→ **Your objective**:
Count the lines in the following data that include "JSON". Please write only the number.
BEGIN Exercise input
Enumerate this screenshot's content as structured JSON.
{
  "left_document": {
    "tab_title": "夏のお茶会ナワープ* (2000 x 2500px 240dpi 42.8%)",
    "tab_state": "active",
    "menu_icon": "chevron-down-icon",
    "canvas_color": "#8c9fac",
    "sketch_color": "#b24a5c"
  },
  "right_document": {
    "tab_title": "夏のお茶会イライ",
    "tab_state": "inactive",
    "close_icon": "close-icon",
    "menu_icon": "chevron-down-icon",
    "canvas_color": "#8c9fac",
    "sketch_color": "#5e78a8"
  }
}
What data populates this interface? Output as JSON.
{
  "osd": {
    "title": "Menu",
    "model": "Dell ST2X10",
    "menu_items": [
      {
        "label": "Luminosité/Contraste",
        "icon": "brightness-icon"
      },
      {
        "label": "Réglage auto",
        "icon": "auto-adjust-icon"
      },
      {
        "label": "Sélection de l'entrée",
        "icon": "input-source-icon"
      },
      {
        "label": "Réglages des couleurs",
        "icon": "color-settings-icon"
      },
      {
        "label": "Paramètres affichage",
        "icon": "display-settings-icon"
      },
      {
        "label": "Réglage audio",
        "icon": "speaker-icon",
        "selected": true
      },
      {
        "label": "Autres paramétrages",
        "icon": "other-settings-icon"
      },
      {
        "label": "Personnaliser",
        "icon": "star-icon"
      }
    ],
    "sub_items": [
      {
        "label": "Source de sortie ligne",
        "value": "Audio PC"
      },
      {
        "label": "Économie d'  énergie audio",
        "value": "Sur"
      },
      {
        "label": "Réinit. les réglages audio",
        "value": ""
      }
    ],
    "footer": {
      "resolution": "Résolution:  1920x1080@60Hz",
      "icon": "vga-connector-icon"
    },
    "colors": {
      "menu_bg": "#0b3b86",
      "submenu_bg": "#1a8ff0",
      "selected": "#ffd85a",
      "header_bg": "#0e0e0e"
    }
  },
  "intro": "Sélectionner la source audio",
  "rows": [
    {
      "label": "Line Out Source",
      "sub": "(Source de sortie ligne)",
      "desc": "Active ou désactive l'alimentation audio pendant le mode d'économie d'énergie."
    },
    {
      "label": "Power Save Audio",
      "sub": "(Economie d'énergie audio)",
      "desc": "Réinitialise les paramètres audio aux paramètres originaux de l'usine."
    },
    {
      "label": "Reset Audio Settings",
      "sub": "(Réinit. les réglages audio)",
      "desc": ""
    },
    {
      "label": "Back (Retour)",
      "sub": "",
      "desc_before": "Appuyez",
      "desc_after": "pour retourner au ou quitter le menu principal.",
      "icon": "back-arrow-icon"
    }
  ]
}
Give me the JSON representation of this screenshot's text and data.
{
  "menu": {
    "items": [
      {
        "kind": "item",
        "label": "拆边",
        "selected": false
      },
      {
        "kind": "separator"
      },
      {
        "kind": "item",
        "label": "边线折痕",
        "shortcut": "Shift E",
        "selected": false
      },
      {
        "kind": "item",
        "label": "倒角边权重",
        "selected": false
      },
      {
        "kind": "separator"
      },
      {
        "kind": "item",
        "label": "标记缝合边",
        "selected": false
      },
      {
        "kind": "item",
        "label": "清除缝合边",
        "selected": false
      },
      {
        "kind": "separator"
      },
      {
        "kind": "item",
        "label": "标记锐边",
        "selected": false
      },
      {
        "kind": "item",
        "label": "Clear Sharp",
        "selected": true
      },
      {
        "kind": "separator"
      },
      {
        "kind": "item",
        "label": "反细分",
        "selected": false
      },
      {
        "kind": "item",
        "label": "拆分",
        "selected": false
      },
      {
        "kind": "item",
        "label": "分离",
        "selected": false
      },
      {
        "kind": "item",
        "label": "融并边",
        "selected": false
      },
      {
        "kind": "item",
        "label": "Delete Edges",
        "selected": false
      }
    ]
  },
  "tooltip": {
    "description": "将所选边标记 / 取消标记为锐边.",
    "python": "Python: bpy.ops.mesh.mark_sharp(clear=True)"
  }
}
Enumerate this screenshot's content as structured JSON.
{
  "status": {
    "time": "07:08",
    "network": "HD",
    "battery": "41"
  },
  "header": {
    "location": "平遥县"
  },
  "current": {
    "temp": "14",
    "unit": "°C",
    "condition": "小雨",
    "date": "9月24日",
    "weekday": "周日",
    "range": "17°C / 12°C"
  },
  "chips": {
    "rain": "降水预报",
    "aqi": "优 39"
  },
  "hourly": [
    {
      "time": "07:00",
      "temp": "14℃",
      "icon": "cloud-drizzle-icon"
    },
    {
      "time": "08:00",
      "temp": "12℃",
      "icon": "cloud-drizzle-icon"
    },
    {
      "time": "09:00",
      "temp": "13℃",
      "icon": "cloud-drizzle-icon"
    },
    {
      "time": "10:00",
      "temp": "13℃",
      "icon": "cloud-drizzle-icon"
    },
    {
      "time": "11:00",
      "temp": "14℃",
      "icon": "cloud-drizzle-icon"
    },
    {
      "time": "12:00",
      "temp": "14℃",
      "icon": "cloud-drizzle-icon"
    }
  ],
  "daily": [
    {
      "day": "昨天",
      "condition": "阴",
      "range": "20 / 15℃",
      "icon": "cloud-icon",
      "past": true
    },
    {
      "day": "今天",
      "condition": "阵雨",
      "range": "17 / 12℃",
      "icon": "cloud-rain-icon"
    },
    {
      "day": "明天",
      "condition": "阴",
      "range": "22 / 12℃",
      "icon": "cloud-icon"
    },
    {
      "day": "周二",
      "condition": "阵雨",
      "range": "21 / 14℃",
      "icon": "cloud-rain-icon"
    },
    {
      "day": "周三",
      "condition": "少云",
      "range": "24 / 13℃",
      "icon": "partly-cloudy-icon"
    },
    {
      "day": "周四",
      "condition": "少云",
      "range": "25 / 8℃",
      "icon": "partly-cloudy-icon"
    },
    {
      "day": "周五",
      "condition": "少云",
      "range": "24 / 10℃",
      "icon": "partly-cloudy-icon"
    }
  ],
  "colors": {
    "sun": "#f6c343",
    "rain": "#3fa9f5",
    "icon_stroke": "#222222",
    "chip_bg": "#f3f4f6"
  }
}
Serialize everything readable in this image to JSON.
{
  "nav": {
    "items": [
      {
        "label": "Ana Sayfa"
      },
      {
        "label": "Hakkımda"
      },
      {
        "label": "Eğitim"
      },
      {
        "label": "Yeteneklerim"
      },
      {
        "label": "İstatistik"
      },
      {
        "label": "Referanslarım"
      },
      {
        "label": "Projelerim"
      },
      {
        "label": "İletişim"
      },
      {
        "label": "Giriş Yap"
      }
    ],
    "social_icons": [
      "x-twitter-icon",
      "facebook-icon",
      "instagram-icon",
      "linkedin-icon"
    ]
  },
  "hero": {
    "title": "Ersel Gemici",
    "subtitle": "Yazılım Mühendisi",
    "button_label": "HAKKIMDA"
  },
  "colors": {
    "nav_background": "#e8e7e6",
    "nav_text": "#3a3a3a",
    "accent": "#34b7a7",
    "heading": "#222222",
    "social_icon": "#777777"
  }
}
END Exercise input
→ **Answer box**:
5